TASK INSTRUCTIONS: Report the count of lines below that include "column", without any other text.

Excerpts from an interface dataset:
━━━━
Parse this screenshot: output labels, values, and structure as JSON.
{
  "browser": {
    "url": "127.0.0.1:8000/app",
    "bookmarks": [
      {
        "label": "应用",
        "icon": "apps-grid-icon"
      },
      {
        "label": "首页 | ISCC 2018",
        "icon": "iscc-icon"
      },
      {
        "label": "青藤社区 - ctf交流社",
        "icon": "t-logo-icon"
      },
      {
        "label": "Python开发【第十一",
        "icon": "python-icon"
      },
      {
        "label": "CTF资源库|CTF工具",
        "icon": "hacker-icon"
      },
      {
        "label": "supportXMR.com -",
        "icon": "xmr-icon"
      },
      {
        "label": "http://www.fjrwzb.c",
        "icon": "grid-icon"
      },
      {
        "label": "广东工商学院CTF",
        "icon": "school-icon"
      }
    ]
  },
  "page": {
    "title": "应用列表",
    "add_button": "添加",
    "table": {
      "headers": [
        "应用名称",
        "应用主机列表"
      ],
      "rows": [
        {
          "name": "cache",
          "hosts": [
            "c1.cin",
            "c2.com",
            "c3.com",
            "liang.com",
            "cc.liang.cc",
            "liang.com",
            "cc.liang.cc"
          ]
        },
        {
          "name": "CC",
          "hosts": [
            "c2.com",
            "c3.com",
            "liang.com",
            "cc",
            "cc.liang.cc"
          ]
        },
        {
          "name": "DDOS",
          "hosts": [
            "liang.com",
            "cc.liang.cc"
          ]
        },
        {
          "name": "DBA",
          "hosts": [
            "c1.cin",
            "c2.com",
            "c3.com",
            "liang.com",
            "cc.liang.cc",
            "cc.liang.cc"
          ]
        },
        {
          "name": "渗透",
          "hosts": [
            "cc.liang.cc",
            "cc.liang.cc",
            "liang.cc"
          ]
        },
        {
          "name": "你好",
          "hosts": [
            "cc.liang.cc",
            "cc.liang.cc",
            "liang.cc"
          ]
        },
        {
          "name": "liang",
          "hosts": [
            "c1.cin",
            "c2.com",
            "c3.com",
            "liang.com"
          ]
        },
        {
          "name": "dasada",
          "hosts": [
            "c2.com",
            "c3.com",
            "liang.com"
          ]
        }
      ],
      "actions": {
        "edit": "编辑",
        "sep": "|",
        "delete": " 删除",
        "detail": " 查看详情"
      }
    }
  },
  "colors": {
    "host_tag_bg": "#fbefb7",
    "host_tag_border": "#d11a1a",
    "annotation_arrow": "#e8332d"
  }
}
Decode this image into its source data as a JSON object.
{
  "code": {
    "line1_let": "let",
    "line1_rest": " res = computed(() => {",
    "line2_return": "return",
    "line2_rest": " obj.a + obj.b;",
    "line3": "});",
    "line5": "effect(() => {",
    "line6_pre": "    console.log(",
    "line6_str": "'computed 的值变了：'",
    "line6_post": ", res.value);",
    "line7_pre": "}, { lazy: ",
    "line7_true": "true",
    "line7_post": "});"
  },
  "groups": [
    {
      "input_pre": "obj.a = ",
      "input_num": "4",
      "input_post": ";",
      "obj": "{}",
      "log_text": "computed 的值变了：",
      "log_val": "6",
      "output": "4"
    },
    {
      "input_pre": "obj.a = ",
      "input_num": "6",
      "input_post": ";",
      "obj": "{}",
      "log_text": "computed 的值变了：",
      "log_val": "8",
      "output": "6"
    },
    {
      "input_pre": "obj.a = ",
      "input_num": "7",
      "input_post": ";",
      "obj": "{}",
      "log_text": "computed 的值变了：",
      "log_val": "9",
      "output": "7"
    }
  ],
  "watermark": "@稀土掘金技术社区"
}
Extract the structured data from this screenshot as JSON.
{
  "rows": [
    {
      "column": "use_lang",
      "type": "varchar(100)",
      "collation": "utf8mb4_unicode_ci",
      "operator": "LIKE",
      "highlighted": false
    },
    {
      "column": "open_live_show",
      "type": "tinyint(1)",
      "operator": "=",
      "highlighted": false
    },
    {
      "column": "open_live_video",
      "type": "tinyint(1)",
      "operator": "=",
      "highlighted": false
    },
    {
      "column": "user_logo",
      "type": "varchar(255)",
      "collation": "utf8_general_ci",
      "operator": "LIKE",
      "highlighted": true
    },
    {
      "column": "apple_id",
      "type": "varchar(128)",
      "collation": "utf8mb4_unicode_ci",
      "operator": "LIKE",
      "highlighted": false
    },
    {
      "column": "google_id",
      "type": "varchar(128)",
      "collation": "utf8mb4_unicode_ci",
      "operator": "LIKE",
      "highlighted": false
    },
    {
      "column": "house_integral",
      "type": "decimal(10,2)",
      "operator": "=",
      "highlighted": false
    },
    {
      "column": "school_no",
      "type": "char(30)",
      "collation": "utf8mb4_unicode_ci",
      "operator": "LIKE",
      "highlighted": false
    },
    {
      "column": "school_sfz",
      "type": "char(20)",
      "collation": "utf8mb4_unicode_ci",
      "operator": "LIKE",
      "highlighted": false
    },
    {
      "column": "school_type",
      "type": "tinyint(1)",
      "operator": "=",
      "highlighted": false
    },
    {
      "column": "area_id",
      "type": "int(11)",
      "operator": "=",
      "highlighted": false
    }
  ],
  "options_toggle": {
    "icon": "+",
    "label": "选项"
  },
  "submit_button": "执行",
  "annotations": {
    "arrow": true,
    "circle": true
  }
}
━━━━
RESULT OF THE TASK: 11